Proposal Originator: Matthew Kaufman
Proposal Version: 1
Date: 21 January 2011
Proposal type: New
Policy term: Permanent
Upon receipt of that last IPv4 /8 from IANA, ARIN shall distribute
one quarter (a single /10) of the space immediately to "active
participants" in the ARIN policy development process.
An "active participant" for this purpose is defined as an individual
who expresses support for OR objection to this proposal.
Each "active participant" shall receive a single block of the same
size, the size chosen so as to maximally use the /10 allocated for this
purpose, but in no case shall the block be smaller than /24. No more
than one such block shall be distributed per organization if a single
organization has more than one "active participant".
In the case where the number of "active participants" exceeds the
number of minimum-sized (/24) blocks available, priority shall be given
to those who responded first.
In order to accelerate IPv6 deployment, it is critical that IPv4
space be consumed as rapidly as possible.
Several possible approaches exist. One would be to distribute the
final space proportionately to existing assignment size. Another might
be to randomly assign the remaining space. Yet another might be to award
the space based on merit, after reviewing possible uses for the final
This proposal instead simply consumes some of the remaining space by

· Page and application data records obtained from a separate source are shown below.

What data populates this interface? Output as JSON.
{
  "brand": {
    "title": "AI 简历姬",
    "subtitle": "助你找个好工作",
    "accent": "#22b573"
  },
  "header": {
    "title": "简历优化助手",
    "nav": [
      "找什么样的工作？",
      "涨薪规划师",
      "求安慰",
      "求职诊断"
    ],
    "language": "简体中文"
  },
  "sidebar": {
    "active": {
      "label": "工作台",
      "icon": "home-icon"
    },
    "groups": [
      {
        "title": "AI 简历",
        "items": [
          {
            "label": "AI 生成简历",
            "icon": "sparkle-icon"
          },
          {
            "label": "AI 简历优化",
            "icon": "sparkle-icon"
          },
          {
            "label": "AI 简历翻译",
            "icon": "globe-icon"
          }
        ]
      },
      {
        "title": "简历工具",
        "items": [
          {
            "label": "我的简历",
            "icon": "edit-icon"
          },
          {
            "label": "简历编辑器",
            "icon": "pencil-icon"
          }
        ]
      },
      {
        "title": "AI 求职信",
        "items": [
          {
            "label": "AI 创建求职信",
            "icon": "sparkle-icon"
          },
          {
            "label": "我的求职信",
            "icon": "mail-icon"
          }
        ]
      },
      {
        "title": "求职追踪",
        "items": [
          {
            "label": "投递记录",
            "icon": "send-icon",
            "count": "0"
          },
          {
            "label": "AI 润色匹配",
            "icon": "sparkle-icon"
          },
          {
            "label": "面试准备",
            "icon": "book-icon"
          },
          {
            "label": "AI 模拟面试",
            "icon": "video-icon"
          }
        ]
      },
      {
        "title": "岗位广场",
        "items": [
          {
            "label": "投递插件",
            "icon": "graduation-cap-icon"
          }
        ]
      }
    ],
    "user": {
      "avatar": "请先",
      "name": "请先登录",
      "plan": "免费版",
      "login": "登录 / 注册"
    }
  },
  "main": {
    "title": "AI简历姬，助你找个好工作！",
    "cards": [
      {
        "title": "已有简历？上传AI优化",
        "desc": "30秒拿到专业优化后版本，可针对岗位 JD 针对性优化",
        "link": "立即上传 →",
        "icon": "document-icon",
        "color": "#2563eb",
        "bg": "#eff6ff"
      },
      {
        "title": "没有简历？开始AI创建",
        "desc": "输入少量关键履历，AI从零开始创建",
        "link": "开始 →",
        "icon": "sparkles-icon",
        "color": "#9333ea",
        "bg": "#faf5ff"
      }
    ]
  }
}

directly rewarding the participants in the policy development process
for their participation.
Timetable for implementation: Immediate